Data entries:
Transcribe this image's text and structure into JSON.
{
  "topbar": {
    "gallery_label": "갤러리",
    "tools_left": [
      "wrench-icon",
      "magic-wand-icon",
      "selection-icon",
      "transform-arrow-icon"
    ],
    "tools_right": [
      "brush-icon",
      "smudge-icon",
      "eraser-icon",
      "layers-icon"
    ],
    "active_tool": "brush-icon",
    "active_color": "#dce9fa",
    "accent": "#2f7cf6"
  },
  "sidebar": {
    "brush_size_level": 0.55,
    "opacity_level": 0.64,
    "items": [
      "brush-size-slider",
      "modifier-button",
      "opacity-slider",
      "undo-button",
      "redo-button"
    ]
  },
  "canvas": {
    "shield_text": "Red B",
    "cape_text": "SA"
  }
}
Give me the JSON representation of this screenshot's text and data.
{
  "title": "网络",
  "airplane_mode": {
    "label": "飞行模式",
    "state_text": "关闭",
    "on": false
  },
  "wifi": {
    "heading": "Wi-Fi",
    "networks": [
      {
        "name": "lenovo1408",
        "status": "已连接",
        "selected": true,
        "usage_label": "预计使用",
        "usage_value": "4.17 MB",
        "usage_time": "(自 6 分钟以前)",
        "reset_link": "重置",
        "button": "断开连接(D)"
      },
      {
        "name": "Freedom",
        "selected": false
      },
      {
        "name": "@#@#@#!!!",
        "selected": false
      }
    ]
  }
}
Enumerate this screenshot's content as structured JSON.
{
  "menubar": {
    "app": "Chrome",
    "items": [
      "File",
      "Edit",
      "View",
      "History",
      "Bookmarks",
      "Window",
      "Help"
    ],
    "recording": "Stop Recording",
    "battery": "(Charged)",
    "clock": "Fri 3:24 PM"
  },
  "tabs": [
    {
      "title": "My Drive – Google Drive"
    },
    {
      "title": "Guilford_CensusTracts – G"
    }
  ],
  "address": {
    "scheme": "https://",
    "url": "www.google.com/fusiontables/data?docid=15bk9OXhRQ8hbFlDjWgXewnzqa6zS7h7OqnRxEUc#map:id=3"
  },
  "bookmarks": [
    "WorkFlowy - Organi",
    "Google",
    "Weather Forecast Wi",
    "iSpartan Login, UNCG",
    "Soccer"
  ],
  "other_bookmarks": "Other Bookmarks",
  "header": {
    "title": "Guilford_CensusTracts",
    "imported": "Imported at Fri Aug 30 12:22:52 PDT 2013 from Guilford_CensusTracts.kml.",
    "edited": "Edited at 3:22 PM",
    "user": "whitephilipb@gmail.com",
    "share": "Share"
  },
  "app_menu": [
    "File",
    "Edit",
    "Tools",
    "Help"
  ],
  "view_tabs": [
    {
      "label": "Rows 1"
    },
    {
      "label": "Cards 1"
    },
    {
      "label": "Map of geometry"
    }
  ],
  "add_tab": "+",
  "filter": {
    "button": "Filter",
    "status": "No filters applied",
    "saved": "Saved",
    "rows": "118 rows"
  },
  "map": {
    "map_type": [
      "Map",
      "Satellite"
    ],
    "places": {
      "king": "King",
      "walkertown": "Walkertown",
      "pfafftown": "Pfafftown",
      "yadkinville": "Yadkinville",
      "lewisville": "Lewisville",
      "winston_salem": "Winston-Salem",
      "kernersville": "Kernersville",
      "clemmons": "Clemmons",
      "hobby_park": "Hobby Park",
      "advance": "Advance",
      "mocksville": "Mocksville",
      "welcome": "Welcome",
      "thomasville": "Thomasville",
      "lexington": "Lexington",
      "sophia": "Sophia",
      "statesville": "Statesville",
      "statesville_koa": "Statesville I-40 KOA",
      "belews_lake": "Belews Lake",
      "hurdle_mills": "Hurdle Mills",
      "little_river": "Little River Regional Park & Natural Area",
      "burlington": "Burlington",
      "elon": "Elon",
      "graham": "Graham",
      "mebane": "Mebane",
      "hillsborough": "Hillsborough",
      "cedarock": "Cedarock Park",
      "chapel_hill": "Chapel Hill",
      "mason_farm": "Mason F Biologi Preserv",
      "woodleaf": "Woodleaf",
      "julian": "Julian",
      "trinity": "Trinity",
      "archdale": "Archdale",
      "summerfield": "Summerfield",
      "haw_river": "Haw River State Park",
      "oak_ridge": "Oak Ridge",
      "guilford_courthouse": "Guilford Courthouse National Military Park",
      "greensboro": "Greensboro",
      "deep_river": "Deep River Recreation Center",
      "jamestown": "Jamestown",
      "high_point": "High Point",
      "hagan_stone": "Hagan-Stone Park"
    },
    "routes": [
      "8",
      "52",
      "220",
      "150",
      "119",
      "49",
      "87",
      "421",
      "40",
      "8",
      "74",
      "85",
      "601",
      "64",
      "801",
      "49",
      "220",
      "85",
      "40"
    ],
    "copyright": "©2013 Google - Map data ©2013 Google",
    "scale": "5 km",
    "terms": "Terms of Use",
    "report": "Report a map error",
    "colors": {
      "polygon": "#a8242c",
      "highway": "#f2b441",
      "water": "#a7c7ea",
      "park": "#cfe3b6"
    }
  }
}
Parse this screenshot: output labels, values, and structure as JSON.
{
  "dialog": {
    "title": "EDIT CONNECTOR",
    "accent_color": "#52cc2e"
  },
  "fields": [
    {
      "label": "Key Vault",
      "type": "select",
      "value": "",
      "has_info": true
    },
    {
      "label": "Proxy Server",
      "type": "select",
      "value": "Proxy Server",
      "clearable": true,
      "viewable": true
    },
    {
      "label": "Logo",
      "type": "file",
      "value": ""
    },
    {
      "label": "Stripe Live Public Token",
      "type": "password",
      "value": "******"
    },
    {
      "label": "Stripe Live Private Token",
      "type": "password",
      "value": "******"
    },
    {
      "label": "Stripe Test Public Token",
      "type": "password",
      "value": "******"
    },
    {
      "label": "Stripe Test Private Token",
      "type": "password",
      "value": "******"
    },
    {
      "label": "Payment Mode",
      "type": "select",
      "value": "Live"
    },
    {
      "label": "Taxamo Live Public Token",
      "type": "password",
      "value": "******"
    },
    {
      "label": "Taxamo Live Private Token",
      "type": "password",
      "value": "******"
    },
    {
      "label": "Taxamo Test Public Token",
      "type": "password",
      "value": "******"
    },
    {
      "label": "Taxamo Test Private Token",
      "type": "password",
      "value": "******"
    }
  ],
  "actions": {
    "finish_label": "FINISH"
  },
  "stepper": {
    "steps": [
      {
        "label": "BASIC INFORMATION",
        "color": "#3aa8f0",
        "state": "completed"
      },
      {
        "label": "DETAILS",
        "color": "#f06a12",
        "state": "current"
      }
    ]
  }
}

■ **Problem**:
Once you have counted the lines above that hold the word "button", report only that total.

■ **Written solution**:
5